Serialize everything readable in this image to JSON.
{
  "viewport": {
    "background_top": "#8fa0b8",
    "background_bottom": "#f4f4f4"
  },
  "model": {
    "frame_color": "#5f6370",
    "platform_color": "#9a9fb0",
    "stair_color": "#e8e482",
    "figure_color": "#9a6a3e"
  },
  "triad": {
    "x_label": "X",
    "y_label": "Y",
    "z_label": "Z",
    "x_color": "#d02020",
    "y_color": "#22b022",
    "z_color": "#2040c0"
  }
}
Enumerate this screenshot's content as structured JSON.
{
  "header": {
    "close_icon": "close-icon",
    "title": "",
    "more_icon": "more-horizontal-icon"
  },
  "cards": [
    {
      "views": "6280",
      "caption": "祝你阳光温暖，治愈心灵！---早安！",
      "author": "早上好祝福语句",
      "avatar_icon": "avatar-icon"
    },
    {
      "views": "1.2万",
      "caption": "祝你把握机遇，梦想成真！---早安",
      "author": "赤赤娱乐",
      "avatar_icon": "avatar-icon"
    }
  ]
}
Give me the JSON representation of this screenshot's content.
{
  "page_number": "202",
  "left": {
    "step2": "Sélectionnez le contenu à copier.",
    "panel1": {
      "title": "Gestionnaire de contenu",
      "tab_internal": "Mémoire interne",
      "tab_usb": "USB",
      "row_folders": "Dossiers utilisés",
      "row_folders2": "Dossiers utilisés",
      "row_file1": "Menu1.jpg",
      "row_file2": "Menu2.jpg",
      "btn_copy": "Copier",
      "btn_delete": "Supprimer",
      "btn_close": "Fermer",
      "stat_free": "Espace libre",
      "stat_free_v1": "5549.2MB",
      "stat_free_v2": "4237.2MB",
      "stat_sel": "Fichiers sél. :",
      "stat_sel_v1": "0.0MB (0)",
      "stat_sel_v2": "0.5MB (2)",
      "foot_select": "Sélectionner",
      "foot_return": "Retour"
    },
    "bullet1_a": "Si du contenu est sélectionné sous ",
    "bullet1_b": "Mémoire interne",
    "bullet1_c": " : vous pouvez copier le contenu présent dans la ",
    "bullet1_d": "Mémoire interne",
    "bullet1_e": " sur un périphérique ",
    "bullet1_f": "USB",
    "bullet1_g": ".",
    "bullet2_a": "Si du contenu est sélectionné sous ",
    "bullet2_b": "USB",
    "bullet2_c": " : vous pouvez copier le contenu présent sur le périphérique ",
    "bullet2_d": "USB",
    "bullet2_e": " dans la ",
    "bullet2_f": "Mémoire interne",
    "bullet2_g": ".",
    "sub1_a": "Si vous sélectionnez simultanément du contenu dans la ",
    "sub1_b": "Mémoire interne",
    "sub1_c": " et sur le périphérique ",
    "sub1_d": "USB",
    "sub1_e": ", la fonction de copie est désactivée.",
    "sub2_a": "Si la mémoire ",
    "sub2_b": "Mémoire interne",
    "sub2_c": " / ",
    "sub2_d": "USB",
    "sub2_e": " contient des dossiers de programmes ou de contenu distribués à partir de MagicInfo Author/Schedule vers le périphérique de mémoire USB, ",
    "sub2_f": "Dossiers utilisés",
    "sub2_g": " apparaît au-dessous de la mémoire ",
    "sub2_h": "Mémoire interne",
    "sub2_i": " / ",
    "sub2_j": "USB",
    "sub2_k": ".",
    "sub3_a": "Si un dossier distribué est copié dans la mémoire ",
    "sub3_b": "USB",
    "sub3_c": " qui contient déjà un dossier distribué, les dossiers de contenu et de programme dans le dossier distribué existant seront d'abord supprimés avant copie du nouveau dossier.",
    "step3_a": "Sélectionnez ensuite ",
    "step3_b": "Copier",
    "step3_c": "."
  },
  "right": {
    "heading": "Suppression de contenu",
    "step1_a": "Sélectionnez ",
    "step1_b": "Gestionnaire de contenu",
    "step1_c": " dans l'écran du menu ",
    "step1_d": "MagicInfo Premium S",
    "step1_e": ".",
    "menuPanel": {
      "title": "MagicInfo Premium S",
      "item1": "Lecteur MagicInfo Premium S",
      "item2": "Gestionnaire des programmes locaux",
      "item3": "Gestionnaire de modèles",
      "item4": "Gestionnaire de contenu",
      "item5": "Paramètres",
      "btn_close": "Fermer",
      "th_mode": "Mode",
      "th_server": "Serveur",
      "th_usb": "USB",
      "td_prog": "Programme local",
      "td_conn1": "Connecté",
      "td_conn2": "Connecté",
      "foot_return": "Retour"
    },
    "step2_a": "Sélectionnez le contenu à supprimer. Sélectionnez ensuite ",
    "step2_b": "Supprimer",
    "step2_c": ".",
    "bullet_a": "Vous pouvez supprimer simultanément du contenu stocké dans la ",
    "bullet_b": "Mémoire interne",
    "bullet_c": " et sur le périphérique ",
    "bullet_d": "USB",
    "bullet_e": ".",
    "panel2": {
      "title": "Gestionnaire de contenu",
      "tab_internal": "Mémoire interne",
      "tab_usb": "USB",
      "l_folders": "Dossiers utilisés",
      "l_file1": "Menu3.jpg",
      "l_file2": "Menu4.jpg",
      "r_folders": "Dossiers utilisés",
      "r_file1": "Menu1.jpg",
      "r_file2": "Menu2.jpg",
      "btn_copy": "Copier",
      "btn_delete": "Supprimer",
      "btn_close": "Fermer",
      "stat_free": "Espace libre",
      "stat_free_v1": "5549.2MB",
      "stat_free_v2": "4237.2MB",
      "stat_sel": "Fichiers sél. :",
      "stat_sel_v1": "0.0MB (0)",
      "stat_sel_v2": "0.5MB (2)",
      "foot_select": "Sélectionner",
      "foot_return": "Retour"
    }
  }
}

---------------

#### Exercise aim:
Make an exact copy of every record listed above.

#### Your solution:
Serialize everything readable in this image to JSON.
{
  "viewport": {
    "background_top": "#8fa0b8",
    "background_bottom": "#f4f4f4"
  },
  "model": {
    "frame_color": "#5f6370",
    "platform_color": "#9a9fb0",
    "stair_color": "#e8e482",
    "figure_color": "#9a6a3e"
  },
  "triad": {
    "x_label": "X",
    "y_label": "Y",
    "z_label": "Z",
    "x_color": "#d02020",
    "y_color": "#22b022",
    "z_color": "#2040c0"
  }
}
Enumerate this screenshot's content as structured JSON.
{
  "header": {
    "close_icon": "close-icon",
    "title": "",
    "more_icon": "more-horizontal-icon"
  },
  "cards": [
    {
      "views": "6280",
      "caption": "祝你阳光温暖，治愈心灵！---早安！",
      "author": "早上好祝福语句",
      "avatar_icon": "avatar-icon"
    },
    {
      "views": "1.2万",
      "caption": "祝你把握机遇，梦想成真！---早安",
      "author": "赤赤娱乐",
      "avatar_icon": "avatar-icon"
    }
  ]
}
Give me the JSON representation of this screenshot's content.
{
  "page_number": "202",
  "left": {
    "step2": "Sélectionnez le contenu à copier.",
    "panel1": {
      "title": "Gestionnaire de contenu",
      "tab_internal": "Mémoire interne",
      "tab_usb": "USB",
      "row_folders": "Dossiers utilisés",
      "row_folders2": "Dossiers utilisés",
      "row_file1": "Menu1.jpg",
      "row_file2": "Menu2.jpg",
      "btn_copy": "Copier",
      "btn_delete": "Supprimer",
      "btn_close": "Fermer",
      "stat_free": "Espace libre",
      "stat_free_v1": "5549.2MB",
      "stat_free_v2": "4237.2MB",
      "stat_sel": "Fichiers sél. :",
      "stat_sel_v1": "0.0MB (0)",
      "stat_sel_v2": "0.5MB (2)",
      "foot_select": "Sélectionner",
      "foot_return": "Retour"
    },
    "bullet1_a": "Si du contenu est sélectionné sous ",
    "bullet1_b": "Mémoire interne",
    "bullet1_c": " : vous pouvez copier le contenu présent dans la ",
    "bullet1_d": "Mémoire interne",
    "bullet1_e": " sur un périphérique ",
    "bullet1_f": "USB",
    "bullet1_g": ".",
    "bullet2_a": "Si du contenu est sélectionné sous ",
    "bullet2_b": "USB",
    "bullet2_c": " : vous pouvez copier le contenu présent sur le périphérique ",
    "bullet2_d": "USB",
    "bullet2_e": " dans la ",
    "bullet2_f": "Mémoire interne",
    "bullet2_g": ".",
    "sub1_a": "Si vous sélectionnez simultanément du contenu dans la ",
    "sub1_b": "Mémoire interne",
    "sub1_c": " et sur le périphérique ",
    "sub1_d": "USB",
    "sub1_e": ", la fonction de copie est désactivée.",
    "sub2_a": "Si la mémoire ",
    "sub2_b": "Mémoire interne",
    "sub2_c": " / ",
    "sub2_d": "USB",
    "sub2_e": " contient des dossiers de programmes ou de contenu distribués à partir de MagicInfo Author/Schedule vers le périphérique de mémoire USB, ",
    "sub2_f": "Dossiers utilisés",
    "sub2_g": " apparaît au-dessous de la mémoire ",
    "sub2_h": "Mémoire interne",
    "sub2_i": " / ",
    "sub2_j": "USB",
    "sub2_k": ".",
    "sub3_a": "Si un dossier distribué est copié dans la mémoire ",
    "sub3_b": "USB",
    "sub3_c": " qui contient déjà un dossier distribué, les dossiers de contenu et de programme dans le dossier distribué existant seront d'abord supprimés avant copie du nouveau dossier.",
    "step3_a": "Sélectionnez ensuite ",
    "step3_b": "Copier",
    "step3_c": "."
  },
  "right": {
    "heading": "Suppression de contenu",
    "step1_a": "Sélectionnez ",
    "step1_b": "Gestionnaire de contenu",
    "step1_c": " dans l'écran du menu ",
    "step1_d": "MagicInfo Premium S",
    "step1_e": ".",
    "menuPanel": {
      "title": "MagicInfo Premium S",
      "item1": "Lecteur MagicInfo Premium S",
      "item2": "Gestionnaire des programmes locaux",
      "item3": "Gestionnaire de modèles",
      "item4": "Gestionnaire de contenu",
      "item5": "Paramètres",
      "btn_close": "Fermer",
      "th_mode": "Mode",
      "th_server": "Serveur",
      "th_usb": "USB",
      "td_prog": "Programme local",
      "td_conn1": "Connecté",
      "td_conn2": "Connecté",
      "foot_return": "Retour"
    },
    "step2_a": "Sélectionnez le contenu à supprimer. Sélectionnez ensuite ",
    "step2_b": "Supprimer",
    "step2_c": ".",
    "bullet_a": "Vous pouvez supprimer simultanément du contenu stocké dans la ",
    "bullet_b": "Mémoire interne",
    "bullet_c": " et sur le périphérique ",
    "bullet_d": "USB",
    "bullet_e": ".",
    "panel2": {
      "title": "Gestionnaire de contenu",
      "tab_internal": "Mémoire interne",
      "tab_usb": "USB",
      "l_folders": "Dossiers utilisés",
      "l_file1": "Menu3.jpg",
      "l_file2": "Menu4.jpg",
      "r_folders": "Dossiers utilisés",
      "r_file1": "Menu1.jpg",
      "r_file2": "Menu2.jpg",
      "btn_copy": "Copier",
      "btn_delete": "Supprimer",
      "btn_close": "Fermer",
      "stat_free": "Espace libre",
      "stat_free_v1": "5549.2MB",
      "stat_free_v2": "4237.2MB",
      "stat_sel": "Fichiers sél. :",
      "stat_sel_v1": "0.0MB (0)",
      "stat_sel_v2": "0.5MB (2)",
      "foot_select": "Sélectionner",
      "foot_return": "Retour"
    }
  }
}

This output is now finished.